Visiting Villa Necchi Campiglio – now part of the circuit of Milanese house-museums along with the Museo Poldi Pezzoli, the Museo Bagatti Valsecchi and the Casa Boschi-Di Stefano – is a bit like travelling back in time yet not so far back as to have been forgotten, even though the grandiose lifestyle that the family enjoyed might seem to hail from a more distant moment in time. It is, however, in the furniture and the furnishings, the objects and the decoration, that are presented before us that we may enjoy a sort of living testimony to a house that had been so very intensely lived in up to just a few years ago. Gigina Campiglio Necchi lived there until her death in 2001.
The historic and artistic worth of the Villa does not only consist in these aforementioned facts. The Villa is home to the Claudia Gian Ferrari collection, an extraordinary catalogue of 44 superb works of art from the Twentieth century in Italy, from Arturo Martini to Giorgio Morandi and from Giorgio de Chirico to Mario Sironi, that the great collector (who died in 2010) had destined as a permanent loan and, in her will, as the property of the FAI, entrusting the Foundation with the responsibility to protect and enable such a hugely important collection to be known to future generations.

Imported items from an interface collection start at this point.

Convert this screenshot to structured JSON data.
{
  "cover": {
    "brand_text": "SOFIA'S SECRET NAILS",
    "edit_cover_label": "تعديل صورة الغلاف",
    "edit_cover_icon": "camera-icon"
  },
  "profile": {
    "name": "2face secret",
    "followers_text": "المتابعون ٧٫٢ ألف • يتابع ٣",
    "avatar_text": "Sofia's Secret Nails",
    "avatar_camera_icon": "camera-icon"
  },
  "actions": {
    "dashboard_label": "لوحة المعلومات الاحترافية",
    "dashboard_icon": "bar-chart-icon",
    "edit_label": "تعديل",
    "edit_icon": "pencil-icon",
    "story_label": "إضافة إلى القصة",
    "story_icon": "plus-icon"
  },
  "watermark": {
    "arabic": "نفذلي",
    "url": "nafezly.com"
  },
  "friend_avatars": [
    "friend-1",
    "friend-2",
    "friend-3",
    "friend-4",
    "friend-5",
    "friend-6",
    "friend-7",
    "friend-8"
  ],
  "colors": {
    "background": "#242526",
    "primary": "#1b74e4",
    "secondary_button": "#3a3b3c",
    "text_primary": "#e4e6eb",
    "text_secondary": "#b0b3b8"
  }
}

The Villa also houses, on the first floor, the Alighiero and Emilietta de’ Micheli Collection, a complete reconstruction of the drawing room of the famous Lombard businessman and collector, with paintings by the likes of Canaletto, Tiepolo, Marieschi and Rosalba Carriera, as well as precious porcelain and Lombard maiolica, a collection of miniatures by Jean Baptiste Isabey and important Italian and French furniture from the Eighteenth century.
The Villa is as active today as ever it has been with a whole host of organised events that continue to attract extraordinary donations of works of art.